* _Exercise objective_:
Among the records below, find each line containing the word "icon" and copy it.

Data excerpts:
____________
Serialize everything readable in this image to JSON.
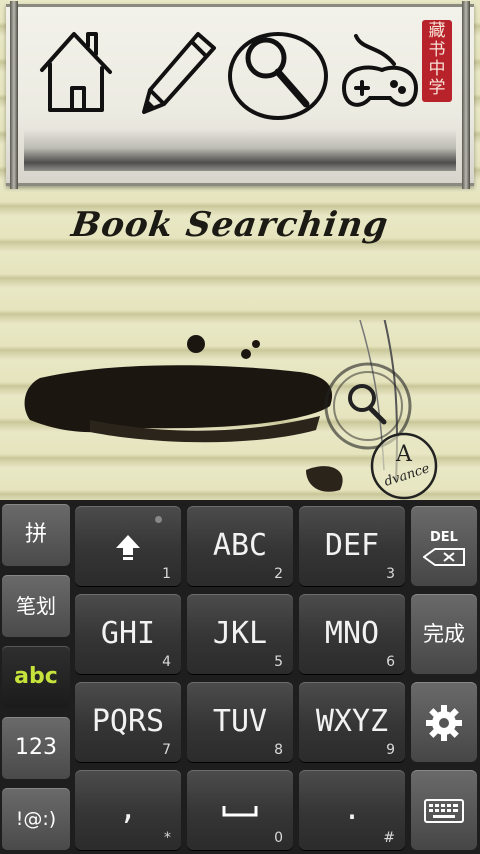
{
  "app": {
    "title": "Book Searching",
    "seal_text": "藏书中学",
    "nav": [
      "home-icon",
      "pencil-icon",
      "search-icon",
      "gamepad-icon"
    ],
    "search_badge_icon": "search-icon",
    "advanced_badge": {
      "letter": "A",
      "word": "dvance"
    }
  },
  "keyboard": {
    "side_keys": [
      "拼",
      "笔划",
      "abc",
      "123",
      "!@:)"
    ],
    "active_side": "abc",
    "keys": [
      {
        "label": "",
        "icon": "shift-arrow-icon",
        "sub": "1"
      },
      {
        "label": "ABC",
        "sub": "2"
      },
      {
        "label": "DEF",
        "sub": "3"
      },
      {
        "label": "GHI",
        "sub": "4"
      },
      {
        "label": "JKL",
        "sub": "5"
      },
      {
        "label": "MNO",
        "sub": "6"
      },
      {
        "label": "PQRS",
        "sub": "7"
      },
      {
        "label": "TUV",
        "sub": "8"
      },
      {
        "label": "WXYZ",
        "sub": "9"
      },
      {
        "label": ",",
        "sub": "*"
      },
      {
        "label": "",
        "icon": "space-icon",
        "sub": "0"
      },
      {
        "label": ".",
        "sub": "#"
      }
    ],
    "right_keys": {
      "delete_label": "DEL",
      "done_label": "完成",
      "settings_icon": "gear-icon",
      "hide_icon": "keyboard-icon"
    }
  }
}
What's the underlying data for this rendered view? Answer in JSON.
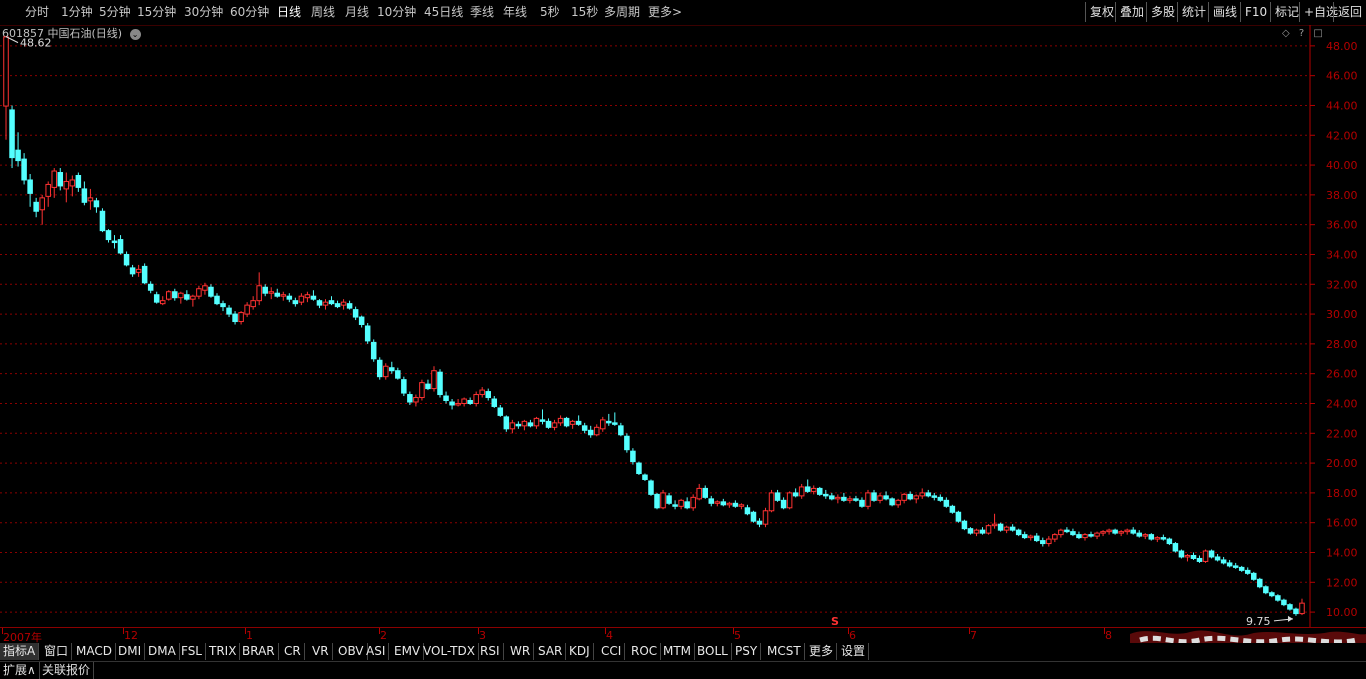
{
  "toolbar": {
    "periods": [
      "分时",
      "1分钟",
      "5分钟",
      "15分钟",
      "30分钟",
      "60分钟",
      "日线",
      "周线",
      "月线",
      "10分钟",
      "45日线",
      "季线",
      "年线",
      "5秒",
      "15秒",
      "多周期",
      "更多>"
    ],
    "active_period": "日线",
    "right_buttons": [
      "复权",
      "叠加",
      "多股",
      "统计",
      "画线",
      "F10",
      "标记",
      "+自选",
      "返回"
    ]
  },
  "stock": {
    "code": "601857",
    "name": "中国石油(日线)"
  },
  "chart_data": {
    "type": "candlestick",
    "title": "601857 中国石油(日线)",
    "y_ticks": [
      "48.00",
      "46.00",
      "44.00",
      "42.00",
      "40.00",
      "38.00",
      "36.00",
      "34.00",
      "32.00",
      "30.00",
      "28.00",
      "26.00",
      "24.00",
      "22.00",
      "20.00",
      "18.00",
      "16.00",
      "14.00",
      "12.00",
      "10.00"
    ],
    "ylim": [
      9.0,
      49.4
    ],
    "grid": true,
    "high_label": "48.62",
    "low_label": "9.75",
    "time_labels": [
      "2007年",
      "12",
      "1",
      "2",
      "3",
      "4",
      "5",
      "6",
      "7",
      "8"
    ],
    "event_marker": "S",
    "colors": {
      "up": "#ff3232",
      "down": "#54ffff",
      "grid": "#8b0000",
      "axis": "#b40000"
    },
    "candles": [
      [
        43.96,
        48.62,
        41.7,
        48.6
      ],
      [
        43.7,
        44.0,
        39.8,
        40.5
      ],
      [
        41.0,
        42.2,
        39.9,
        40.3
      ],
      [
        40.4,
        40.8,
        38.7,
        39.0
      ],
      [
        39.0,
        39.4,
        37.2,
        38.1
      ],
      [
        37.5,
        37.8,
        36.5,
        36.9
      ],
      [
        37.0,
        38.0,
        36.0,
        37.8
      ],
      [
        37.9,
        38.9,
        37.2,
        38.7
      ],
      [
        38.5,
        39.8,
        37.8,
        39.6
      ],
      [
        39.5,
        39.8,
        38.3,
        38.6
      ],
      [
        38.4,
        39.5,
        37.5,
        38.9
      ],
      [
        38.6,
        39.3,
        37.9,
        39.0
      ],
      [
        39.3,
        39.5,
        38.2,
        38.5
      ],
      [
        38.4,
        38.9,
        37.3,
        37.5
      ],
      [
        37.6,
        38.4,
        37.0,
        37.8
      ],
      [
        37.6,
        37.8,
        36.8,
        37.2
      ],
      [
        36.9,
        37.1,
        35.5,
        35.6
      ],
      [
        35.6,
        35.7,
        34.8,
        35.0
      ],
      [
        34.9,
        35.3,
        34.4,
        34.8
      ],
      [
        35.0,
        35.3,
        34.0,
        34.1
      ],
      [
        34.0,
        34.2,
        33.2,
        33.3
      ],
      [
        33.1,
        33.3,
        32.5,
        32.7
      ],
      [
        32.8,
        33.3,
        32.5,
        33.0
      ],
      [
        33.2,
        33.4,
        32.0,
        32.1
      ],
      [
        32.0,
        32.2,
        31.4,
        31.6
      ],
      [
        31.3,
        31.5,
        30.7,
        30.8
      ],
      [
        30.7,
        31.2,
        30.6,
        30.9
      ],
      [
        31.0,
        31.6,
        30.9,
        31.5
      ],
      [
        31.5,
        31.7,
        30.9,
        31.1
      ],
      [
        31.1,
        31.5,
        30.7,
        31.4
      ],
      [
        31.3,
        31.6,
        30.9,
        31.0
      ],
      [
        31.0,
        31.3,
        30.5,
        31.2
      ],
      [
        31.2,
        31.9,
        31.0,
        31.7
      ],
      [
        31.6,
        32.1,
        31.3,
        31.9
      ],
      [
        31.8,
        32.0,
        31.1,
        31.2
      ],
      [
        31.2,
        31.4,
        30.6,
        30.7
      ],
      [
        30.7,
        30.9,
        30.2,
        30.5
      ],
      [
        30.4,
        30.6,
        29.8,
        30.0
      ],
      [
        30.0,
        30.2,
        29.3,
        29.5
      ],
      [
        29.5,
        30.2,
        29.3,
        30.1
      ],
      [
        30.0,
        30.8,
        29.8,
        30.6
      ],
      [
        30.5,
        31.2,
        30.3,
        30.9
      ],
      [
        30.9,
        32.8,
        30.6,
        31.9
      ],
      [
        31.8,
        32.0,
        31.2,
        31.4
      ],
      [
        31.4,
        31.8,
        31.0,
        31.5
      ],
      [
        31.4,
        31.7,
        31.1,
        31.2
      ],
      [
        31.2,
        31.5,
        30.9,
        31.3
      ],
      [
        31.2,
        31.4,
        30.8,
        31.0
      ],
      [
        30.9,
        31.1,
        30.5,
        30.7
      ],
      [
        30.8,
        31.4,
        30.6,
        31.2
      ],
      [
        31.1,
        31.5,
        30.8,
        31.3
      ],
      [
        31.2,
        31.6,
        30.9,
        31.0
      ],
      [
        30.9,
        31.0,
        30.4,
        30.6
      ],
      [
        30.6,
        31.0,
        30.3,
        30.8
      ],
      [
        30.9,
        31.2,
        30.6,
        30.7
      ],
      [
        30.7,
        30.9,
        30.4,
        30.5
      ],
      [
        30.6,
        31.0,
        30.3,
        30.8
      ],
      [
        30.7,
        30.9,
        30.3,
        30.4
      ],
      [
        30.3,
        30.5,
        29.6,
        29.8
      ],
      [
        29.8,
        29.9,
        29.1,
        29.3
      ],
      [
        29.2,
        29.4,
        28.0,
        28.2
      ],
      [
        28.1,
        28.3,
        26.8,
        27.0
      ],
      [
        26.9,
        27.1,
        25.6,
        25.8
      ],
      [
        25.8,
        26.7,
        25.6,
        26.5
      ],
      [
        26.4,
        26.8,
        26.0,
        26.2
      ],
      [
        26.2,
        26.4,
        25.6,
        25.7
      ],
      [
        25.6,
        25.8,
        24.5,
        24.7
      ],
      [
        24.6,
        24.8,
        23.9,
        24.1
      ],
      [
        24.1,
        24.6,
        23.8,
        24.4
      ],
      [
        24.4,
        25.6,
        24.2,
        25.4
      ],
      [
        25.3,
        25.6,
        24.9,
        25.0
      ],
      [
        25.0,
        26.5,
        24.8,
        26.2
      ],
      [
        26.1,
        26.3,
        24.4,
        24.6
      ],
      [
        24.5,
        24.8,
        24.0,
        24.2
      ],
      [
        24.1,
        24.3,
        23.6,
        23.9
      ],
      [
        23.9,
        24.3,
        23.8,
        24.0
      ],
      [
        24.0,
        24.4,
        23.8,
        24.3
      ],
      [
        24.2,
        24.4,
        23.9,
        24.0
      ],
      [
        24.0,
        24.8,
        23.8,
        24.6
      ],
      [
        24.6,
        25.1,
        24.4,
        24.9
      ],
      [
        24.8,
        25.0,
        24.2,
        24.4
      ],
      [
        24.3,
        24.5,
        23.7,
        23.8
      ],
      [
        23.7,
        23.9,
        23.1,
        23.2
      ],
      [
        23.1,
        23.2,
        22.1,
        22.3
      ],
      [
        22.3,
        22.9,
        22.0,
        22.7
      ],
      [
        22.6,
        22.8,
        22.3,
        22.5
      ],
      [
        22.5,
        22.9,
        22.2,
        22.8
      ],
      [
        22.7,
        22.9,
        22.4,
        22.5
      ],
      [
        22.5,
        23.1,
        22.3,
        23.0
      ],
      [
        22.9,
        23.6,
        22.6,
        22.8
      ],
      [
        22.8,
        23.0,
        22.3,
        22.4
      ],
      [
        22.4,
        22.9,
        22.2,
        22.7
      ],
      [
        22.7,
        23.2,
        22.5,
        23.0
      ],
      [
        23.0,
        23.1,
        22.4,
        22.5
      ],
      [
        22.6,
        22.9,
        22.3,
        22.8
      ],
      [
        22.8,
        23.2,
        22.5,
        22.6
      ],
      [
        22.5,
        22.7,
        22.0,
        22.2
      ],
      [
        22.2,
        22.5,
        21.7,
        21.9
      ],
      [
        21.9,
        22.6,
        21.8,
        22.4
      ],
      [
        22.3,
        23.1,
        22.1,
        22.9
      ],
      [
        22.8,
        23.3,
        22.5,
        22.7
      ],
      [
        22.7,
        23.4,
        22.5,
        22.6
      ],
      [
        22.5,
        22.7,
        21.8,
        21.9
      ],
      [
        21.8,
        22.0,
        20.7,
        20.9
      ],
      [
        20.8,
        21.0,
        19.9,
        20.1
      ],
      [
        20.0,
        20.1,
        19.2,
        19.3
      ],
      [
        19.2,
        19.3,
        18.8,
        18.9
      ],
      [
        18.8,
        18.9,
        17.8,
        17.9
      ],
      [
        17.9,
        18.0,
        16.9,
        17.0
      ],
      [
        17.0,
        18.2,
        16.9,
        18.0
      ],
      [
        17.8,
        18.0,
        17.2,
        17.3
      ],
      [
        17.2,
        17.5,
        16.9,
        17.1
      ],
      [
        17.1,
        17.6,
        16.9,
        17.5
      ],
      [
        17.4,
        17.7,
        16.9,
        17.0
      ],
      [
        17.0,
        17.9,
        16.8,
        17.7
      ],
      [
        17.6,
        18.6,
        17.5,
        18.3
      ],
      [
        18.3,
        18.5,
        17.6,
        17.7
      ],
      [
        17.6,
        17.8,
        17.1,
        17.3
      ],
      [
        17.3,
        17.5,
        17.1,
        17.4
      ],
      [
        17.4,
        17.6,
        17.1,
        17.2
      ],
      [
        17.2,
        17.4,
        17.0,
        17.3
      ],
      [
        17.3,
        17.5,
        17.0,
        17.1
      ],
      [
        17.1,
        17.3,
        16.9,
        17.2
      ],
      [
        17.0,
        17.2,
        16.5,
        16.6
      ],
      [
        16.7,
        16.8,
        16.0,
        16.1
      ],
      [
        16.1,
        16.3,
        15.7,
        15.9
      ],
      [
        15.9,
        17.0,
        15.7,
        16.8
      ],
      [
        16.8,
        18.2,
        16.7,
        18.0
      ],
      [
        18.0,
        18.2,
        17.4,
        17.5
      ],
      [
        17.5,
        17.7,
        16.9,
        17.0
      ],
      [
        17.0,
        18.1,
        16.9,
        18.0
      ],
      [
        18.0,
        18.3,
        17.7,
        17.8
      ],
      [
        17.8,
        18.6,
        17.6,
        18.4
      ],
      [
        18.4,
        18.9,
        18.0,
        18.1
      ],
      [
        18.1,
        18.5,
        17.9,
        18.3
      ],
      [
        18.3,
        18.4,
        17.8,
        17.9
      ],
      [
        17.9,
        18.2,
        17.6,
        17.8
      ],
      [
        17.8,
        18.0,
        17.5,
        17.6
      ],
      [
        17.6,
        17.9,
        17.3,
        17.7
      ],
      [
        17.7,
        18.0,
        17.4,
        17.5
      ],
      [
        17.5,
        17.8,
        17.3,
        17.6
      ],
      [
        17.6,
        17.8,
        17.4,
        17.5
      ],
      [
        17.5,
        17.7,
        17.0,
        17.1
      ],
      [
        17.1,
        18.2,
        16.9,
        18.0
      ],
      [
        18.0,
        18.2,
        17.4,
        17.5
      ],
      [
        17.5,
        18.0,
        17.3,
        17.8
      ],
      [
        17.8,
        18.1,
        17.5,
        17.6
      ],
      [
        17.6,
        17.7,
        17.1,
        17.2
      ],
      [
        17.2,
        17.6,
        17.0,
        17.5
      ],
      [
        17.5,
        18.0,
        17.3,
        17.9
      ],
      [
        17.9,
        18.1,
        17.5,
        17.6
      ],
      [
        17.6,
        17.9,
        17.3,
        17.8
      ],
      [
        17.8,
        18.3,
        17.6,
        18.0
      ],
      [
        18.0,
        18.2,
        17.7,
        17.8
      ],
      [
        17.8,
        18.0,
        17.5,
        17.7
      ],
      [
        17.7,
        17.9,
        17.4,
        17.5
      ],
      [
        17.5,
        17.7,
        17.0,
        17.1
      ],
      [
        17.1,
        17.2,
        16.6,
        16.7
      ],
      [
        16.7,
        16.8,
        16.0,
        16.1
      ],
      [
        16.1,
        16.2,
        15.5,
        15.6
      ],
      [
        15.6,
        15.7,
        15.2,
        15.3
      ],
      [
        15.3,
        15.6,
        15.1,
        15.5
      ],
      [
        15.5,
        15.7,
        15.2,
        15.3
      ],
      [
        15.3,
        15.9,
        15.2,
        15.8
      ],
      [
        15.8,
        16.6,
        15.6,
        15.9
      ],
      [
        15.9,
        16.0,
        15.4,
        15.5
      ],
      [
        15.5,
        15.8,
        15.3,
        15.7
      ],
      [
        15.7,
        15.9,
        15.4,
        15.5
      ],
      [
        15.5,
        15.6,
        15.1,
        15.2
      ],
      [
        15.2,
        15.4,
        14.9,
        15.0
      ],
      [
        15.0,
        15.2,
        14.8,
        15.1
      ],
      [
        15.1,
        15.3,
        14.7,
        14.8
      ],
      [
        14.8,
        15.0,
        14.4,
        14.6
      ],
      [
        14.6,
        15.1,
        14.4,
        14.9
      ],
      [
        14.9,
        15.3,
        14.7,
        15.2
      ],
      [
        15.2,
        15.6,
        15.0,
        15.5
      ],
      [
        15.5,
        15.7,
        15.3,
        15.4
      ],
      [
        15.4,
        15.6,
        15.1,
        15.2
      ],
      [
        15.2,
        15.4,
        14.9,
        15.0
      ],
      [
        15.0,
        15.3,
        14.8,
        15.2
      ],
      [
        15.2,
        15.4,
        15.0,
        15.1
      ],
      [
        15.1,
        15.4,
        14.9,
        15.3
      ],
      [
        15.3,
        15.5,
        15.1,
        15.4
      ],
      [
        15.4,
        15.6,
        15.2,
        15.5
      ],
      [
        15.5,
        15.6,
        15.2,
        15.3
      ],
      [
        15.3,
        15.5,
        15.1,
        15.4
      ],
      [
        15.4,
        15.6,
        15.2,
        15.5
      ],
      [
        15.5,
        15.7,
        15.2,
        15.3
      ],
      [
        15.3,
        15.5,
        15.0,
        15.1
      ],
      [
        15.1,
        15.3,
        14.9,
        15.2
      ],
      [
        15.2,
        15.3,
        14.8,
        14.9
      ],
      [
        14.9,
        15.1,
        14.7,
        15.0
      ],
      [
        15.0,
        15.2,
        14.8,
        14.9
      ],
      [
        14.9,
        15.0,
        14.5,
        14.6
      ],
      [
        14.6,
        14.7,
        14.0,
        14.1
      ],
      [
        14.1,
        14.2,
        13.6,
        13.7
      ],
      [
        13.7,
        13.9,
        13.4,
        13.8
      ],
      [
        13.8,
        14.0,
        13.5,
        13.6
      ],
      [
        13.6,
        13.8,
        13.3,
        13.4
      ],
      [
        13.4,
        14.2,
        13.3,
        14.1
      ],
      [
        14.1,
        14.2,
        13.6,
        13.7
      ],
      [
        13.7,
        13.9,
        13.4,
        13.5
      ],
      [
        13.5,
        13.7,
        13.2,
        13.3
      ],
      [
        13.3,
        13.5,
        13.0,
        13.1
      ],
      [
        13.1,
        13.3,
        12.9,
        13.0
      ],
      [
        13.0,
        13.1,
        12.7,
        12.8
      ],
      [
        12.8,
        13.0,
        12.5,
        12.6
      ],
      [
        12.6,
        12.7,
        12.1,
        12.2
      ],
      [
        12.2,
        12.3,
        11.6,
        11.7
      ],
      [
        11.7,
        11.8,
        11.2,
        11.3
      ],
      [
        11.3,
        11.4,
        11.0,
        11.1
      ],
      [
        11.1,
        11.2,
        10.7,
        10.8
      ],
      [
        10.8,
        10.9,
        10.4,
        10.5
      ],
      [
        10.5,
        10.6,
        10.1,
        10.2
      ],
      [
        10.2,
        10.3,
        9.75,
        9.9
      ],
      [
        9.9,
        10.9,
        9.8,
        10.6
      ]
    ]
  },
  "indicators": [
    "指标A",
    "窗口",
    "MACD",
    "DMI",
    "DMA",
    "FSL",
    "TRIX",
    "BRAR",
    "CR",
    "VR",
    "OBV",
    "ASI",
    "EMV",
    "VOL-TDX",
    "RSI",
    "WR",
    "SAR",
    "KDJ",
    "CCI",
    "ROC",
    "MTM",
    "BOLL",
    "PSY",
    "MCST",
    "更多",
    "设置"
  ],
  "bottom_tabs": [
    "扩展∧",
    "关联报价"
  ]
}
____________
* _Output_:
      "home-icon",
      "pencil-icon",
      "search-icon",
      "gamepad-icon"
    "search_badge_icon": "search-icon",
        "icon": "shift-arrow-icon",
        "icon": "space-icon",
      "settings_icon": "gear-icon",
      "hide_icon": "keyboard-icon"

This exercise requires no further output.